_PROBLEM DETAILS_: Copy the entries below exactly; any picture among them should be left out.

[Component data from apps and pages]
————

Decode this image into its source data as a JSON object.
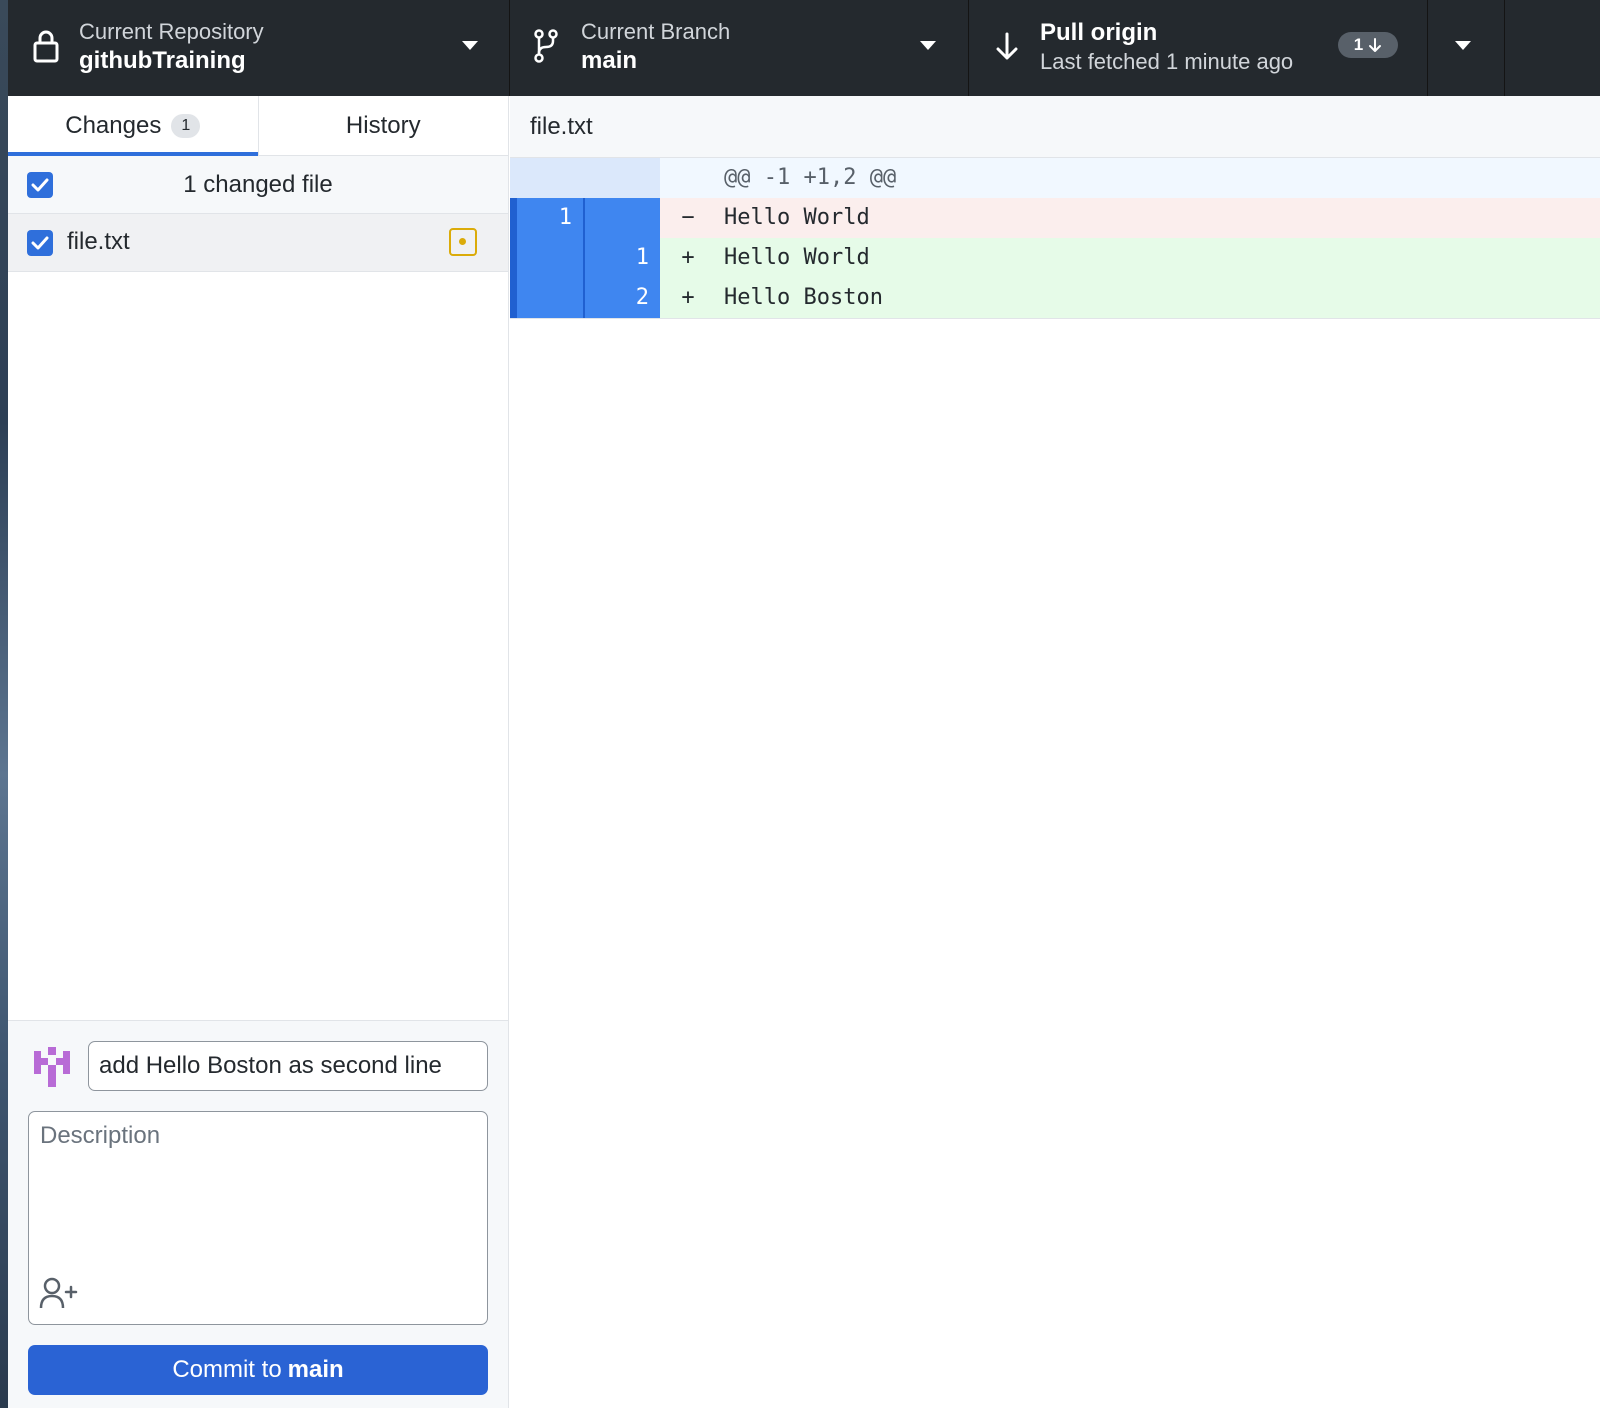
{
  "toolbar": {
    "repo": {
      "label": "Current Repository",
      "title": "githubTraining",
      "icon": "lock-icon"
    },
    "branch": {
      "label": "Current Branch",
      "title": "main",
      "icon": "git-branch-icon"
    },
    "pull": {
      "title": "Pull origin",
      "subtitle": "Last fetched 1 minute ago",
      "badge_count": "1",
      "icon": "arrow-down-icon"
    }
  },
  "sidebar": {
    "tabs": [
      {
        "label": "Changes",
        "count": "1",
        "active": true
      },
      {
        "label": "History",
        "active": false
      }
    ],
    "changed_files_label": "1 changed file",
    "files": [
      {
        "name": "file.txt",
        "status": "modified",
        "checked": true
      }
    ],
    "commit": {
      "summary_value": "add Hello Boston as second line",
      "description_placeholder": "Description",
      "button_prefix": "Commit to",
      "button_branch": "main"
    }
  },
  "diff": {
    "file_name": "file.txt",
    "hunk_header": "@@ -1 +1,2 @@",
    "lines": [
      {
        "type": "del",
        "old": "1",
        "new": "",
        "sign": "−",
        "text": "Hello World"
      },
      {
        "type": "add",
        "old": "",
        "new": "1",
        "sign": "+",
        "text": "Hello World"
      },
      {
        "type": "add",
        "old": "",
        "new": "2",
        "sign": "+",
        "text": "Hello Boston"
      }
    ]
  },
  "colors": {
    "toolbar_bg": "#24292e",
    "accent": "#2f6fdb",
    "modified": "#dbab09",
    "deletion_bg": "#fbeeed",
    "addition_bg": "#e6fbe8"
  }
}
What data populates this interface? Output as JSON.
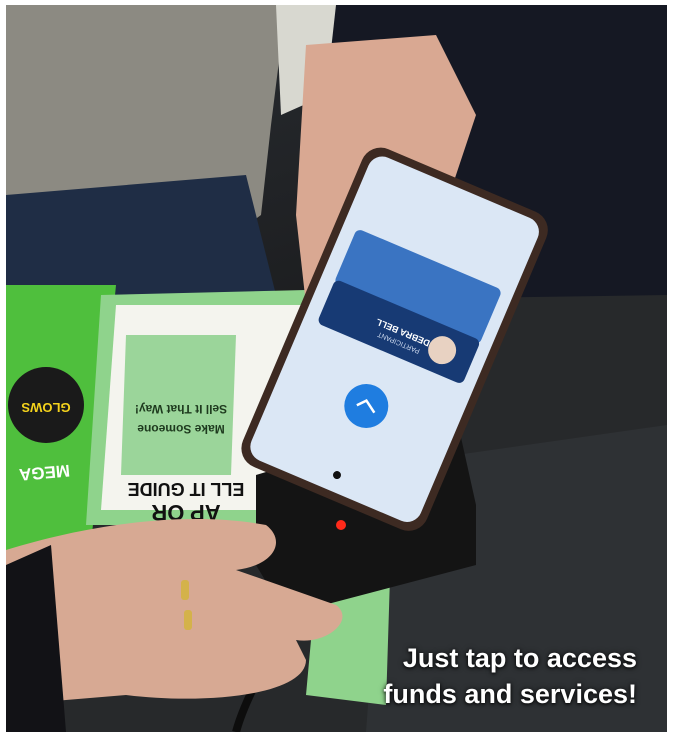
{
  "caption": {
    "line1": "Just tap to access",
    "line2": "funds and services!"
  },
  "phone_card": {
    "name": "DEBRA BELL",
    "subtitle": "PARTICIPANT"
  },
  "booklet": {
    "title_a": "AP OR",
    "title_b": "ELL IT GUIDE",
    "body_a": "Make Someone",
    "body_b": "Sell It That Way!"
  },
  "candy": {
    "text_a": "GLOWS",
    "text_b": "MEGA"
  },
  "colors": {
    "accent_blue": "#1f7de0",
    "screen": "#dbe7f5",
    "booklet_green": "#8fd38c",
    "reader_led": "#ff2a1a"
  }
}
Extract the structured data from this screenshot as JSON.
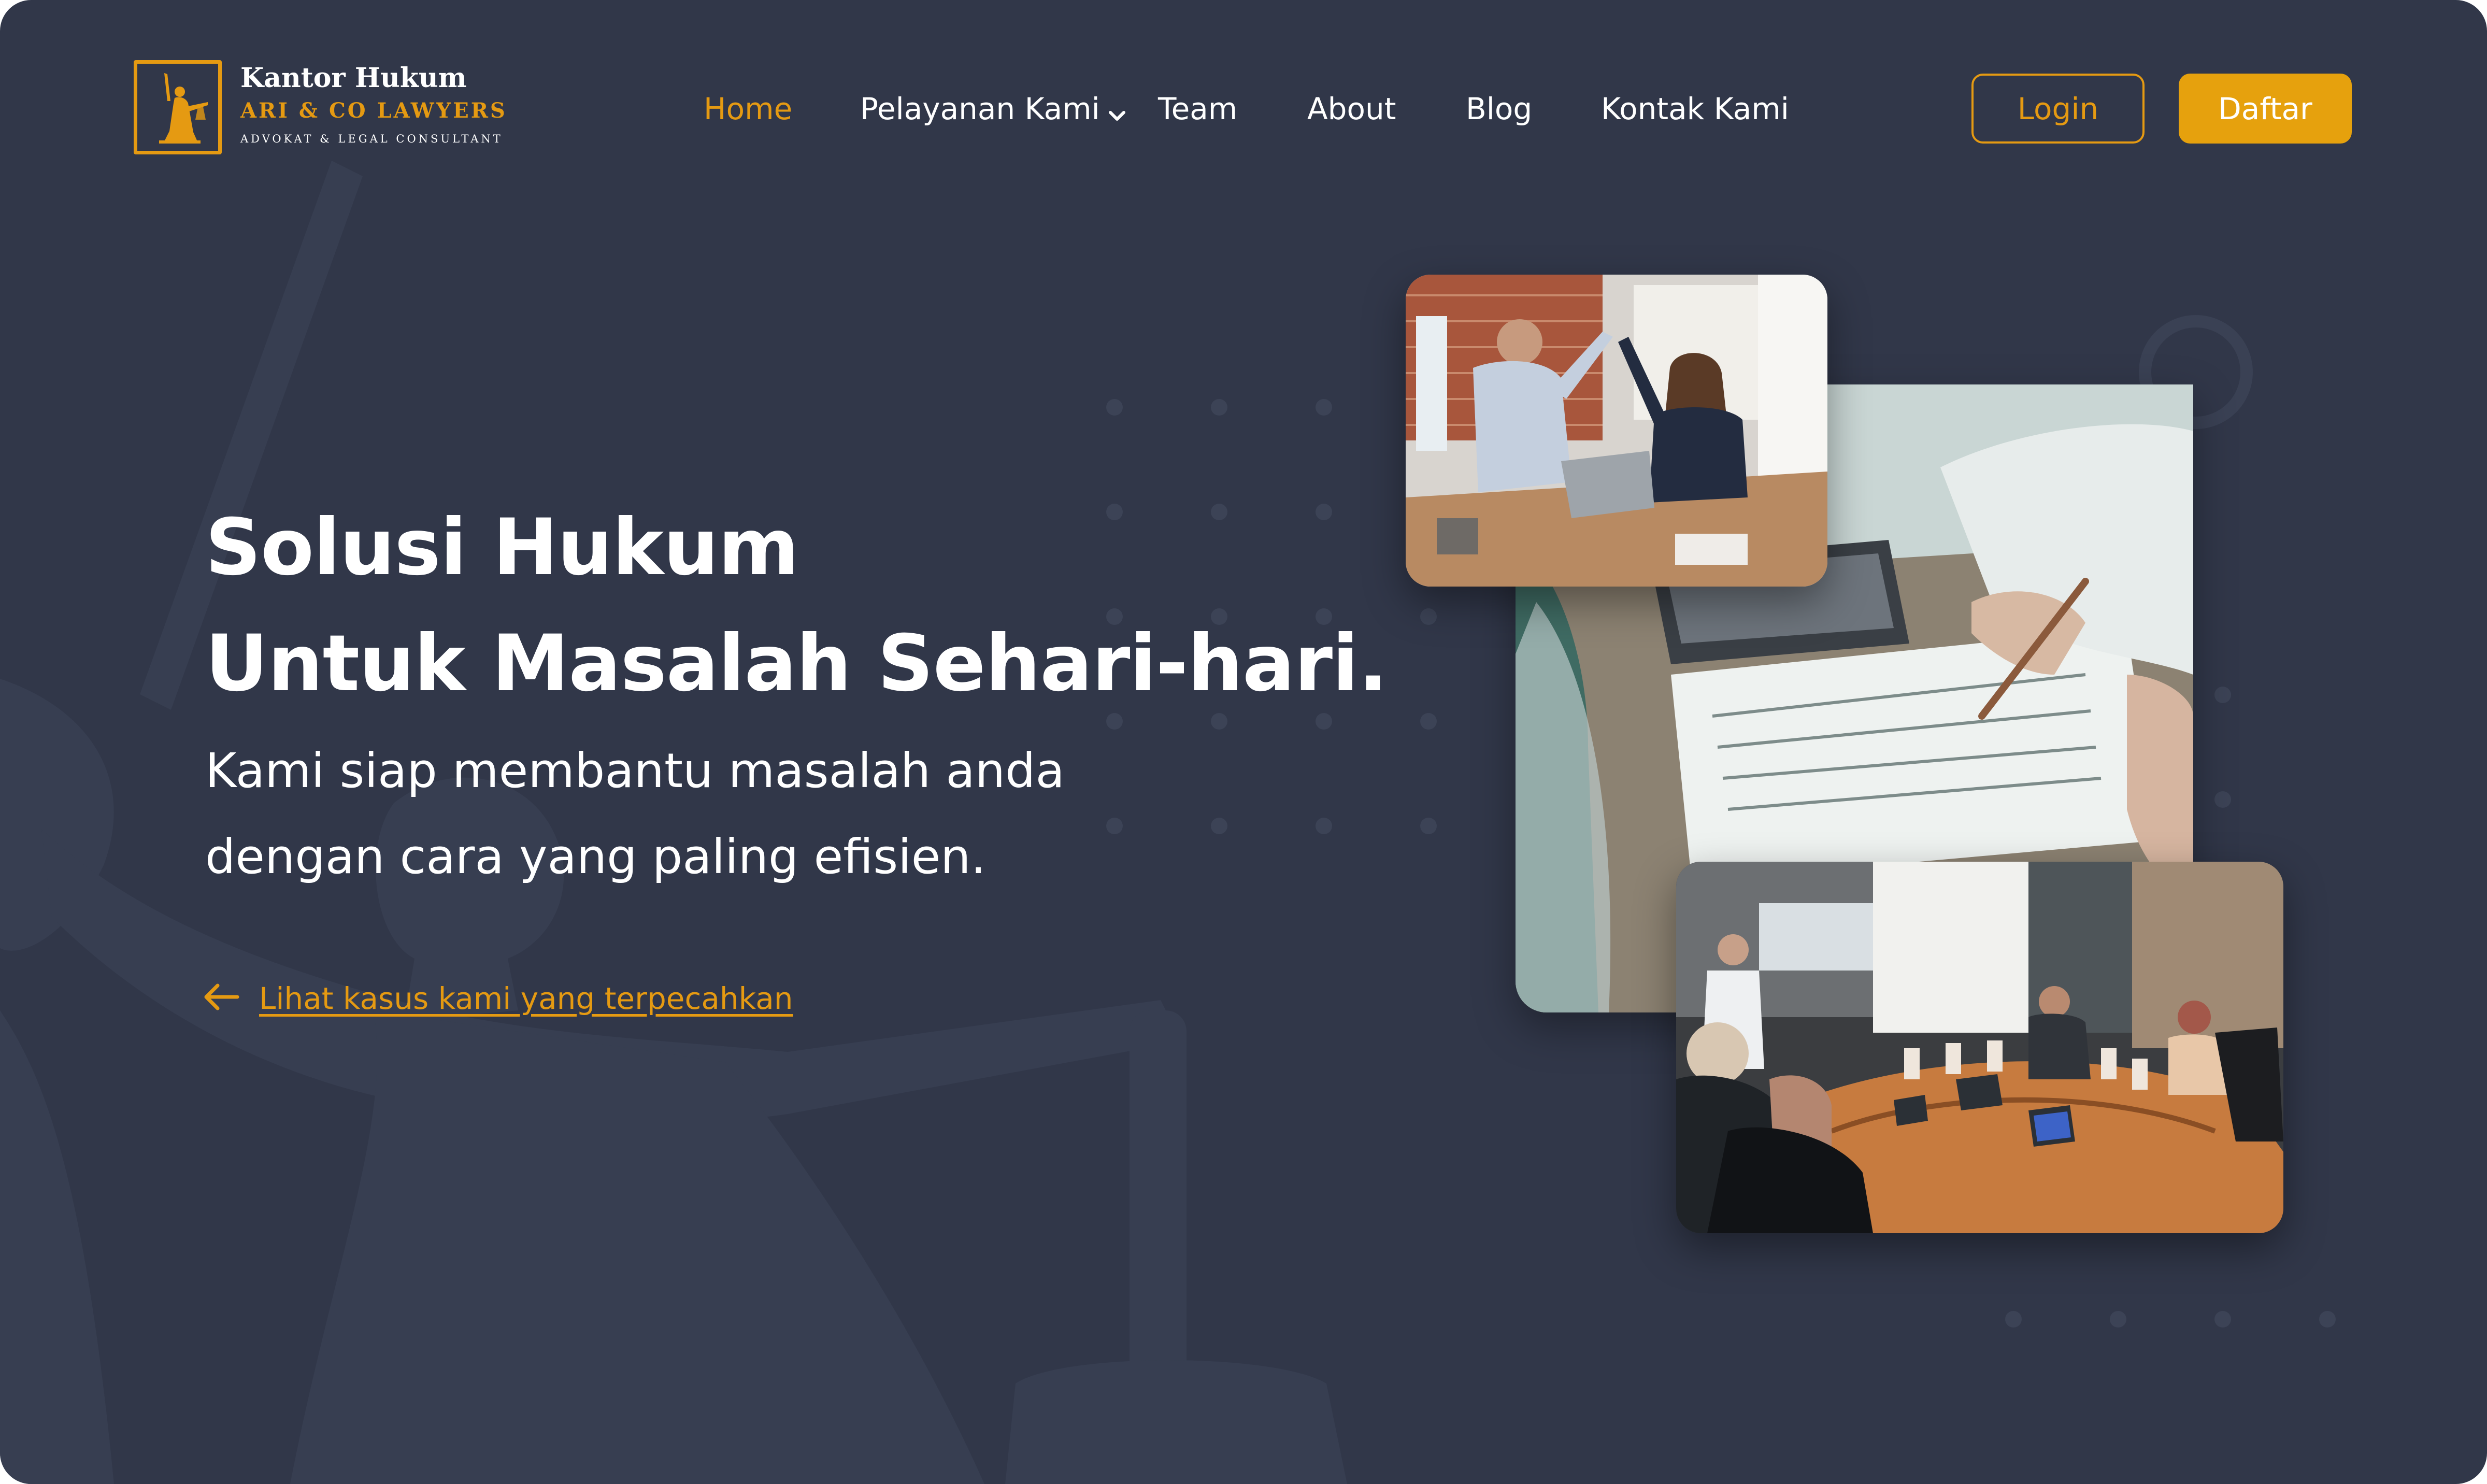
{
  "brand": {
    "line1": "Kantor Hukum",
    "line2": "ARI & CO LAWYERS",
    "line3": "ADVOKAT & LEGAL CONSULTANT"
  },
  "nav": {
    "items": [
      {
        "label": "Home",
        "active": true
      },
      {
        "label": "Pelayanan Kami",
        "has_dropdown": true
      },
      {
        "label": "Team"
      },
      {
        "label": "About"
      },
      {
        "label": "Blog"
      },
      {
        "label": "Kontak Kami"
      }
    ]
  },
  "auth": {
    "login_label": "Login",
    "register_label": "Daftar"
  },
  "hero": {
    "title_line1": "Solusi Hukum",
    "title_line2": "Untuk Masalah Sehari-hari.",
    "subtitle_line1": "Kami siap membantu masalah anda",
    "subtitle_line2": "dengan cara yang paling efisien.",
    "link_label": "Lihat kasus kami yang terpecahkan"
  },
  "icons": {
    "logo": "lady-justice-icon",
    "dropdown": "chevron-down-icon",
    "link_arrow": "arrow-left-icon"
  },
  "colors": {
    "background": "#313749",
    "accent": "#e59a12",
    "button_fill": "#e6a10d",
    "text": "#ffffff"
  }
}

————

_OUTPUT BELOW_:
Decode this image into its source data as a JSON object.
{
  "toolbar": {
    "repo": {
      "label": "Current Repository",
      "title": "githubTraining",
      "icon": "lock-icon"
    },
    "branch": {
      "label": "Current Branch",
      "title": "main",
      "icon": "git-branch-icon"
    },
    "pull": {
      "title": "Pull origin",
      "subtitle": "Last fetched 1 minute ago",
      "badge_count": "1",
      "icon": "arrow-down-icon"
    }
  },
  "sidebar": {
    "tabs": [
      {
        "label": "Changes",
        "count": "1",
        "active": true
      },
      {
        "label": "History",
        "active": false
      }
    ],
    "changed_files_label": "1 changed file",
    "files": [
      {
        "name": "file.txt",
        "status": "modified",
        "checked": true
      }
    ],
    "commit": {
      "summary_value": "add Hello Boston as second line",
      "description_placeholder": "Description",
      "button_prefix": "Commit to",
      "button_branch": "main"
    }
  },
  "diff": {
    "file_name": "file.txt",
    "hunk_header": "@@ -1 +1,2 @@",
    "lines": [
      {
        "type": "del",
        "old": "1",
        "new": "",
        "sign": "−",
        "text": "Hello World"
      },
      {
        "type": "add",
        "old": "",
        "new": "1",
        "sign": "+",
        "text": "Hello World"
      },
      {
        "type": "add",
        "old": "",
        "new": "2",
        "sign": "+",
        "text": "Hello Boston"
      }
    ]
  },
  "colors": {
    "toolbar_bg": "#24292e",
    "accent": "#2f6fdb",
    "modified": "#dbab09",
    "deletion_bg": "#fbeeed",
    "addition_bg": "#e6fbe8"
  }
}
What data populates this interface? Output as JSON.
{
  "caption": {
    "line1": "Just tap to access",
    "line2": "funds and services!"
  },
  "phone_card": {
    "name": "DEBRA BELL",
    "subtitle": "PARTICIPANT"
  },
  "booklet": {
    "title_a": "AP OR",
    "title_b": "ELL IT GUIDE",
    "body_a": "Make Someone",
    "body_b": "Sell It That Way!"
  },
  "candy": {
    "text_a": "GLOWS",
    "text_b": "MEGA"
  },
  "colors": {
    "accent_blue": "#1f7de0",
    "screen": "#dbe7f5",
    "booklet_green": "#8fd38c",
    "reader_led": "#ff2a1a"
  }
}
Extract the structured data from this screenshot as JSON.
{
  "brand": {
    "line1": "Kantor Hukum",
    "line2": "ARI & CO LAWYERS",
    "line3": "ADVOKAT & LEGAL CONSULTANT"
  },
  "nav": {
    "items": [
      {
        "label": "Home",
        "active": true
      },
      {
        "label": "Pelayanan Kami",
        "has_dropdown": true
      },
      {
        "label": "Team"
      },
      {
        "label": "About"
      },
      {
        "label": "Blog"
      },
      {
        "label": "Kontak Kami"
      }
    ]
  },
  "auth": {
    "login_label": "Login",
    "register_label": "Daftar"
  },
  "hero": {
    "title_line1": "Solusi Hukum",
    "title_line2": "Untuk Masalah Sehari-hari.",
    "subtitle_line1": "Kami siap membantu masalah anda",
    "subtitle_line2": "dengan cara yang paling efisien.",
    "link_label": "Lihat kasus kami yang terpecahkan"
  },
  "icons": {
    "logo": "lady-justice-icon",
    "dropdown": "chevron-down-icon",
    "link_arrow": "arrow-left-icon"
  },
  "colors": {
    "background": "#313749",
    "accent": "#e59a12",
    "button_fill": "#e6a10d",
    "text": "#ffffff"
  }
}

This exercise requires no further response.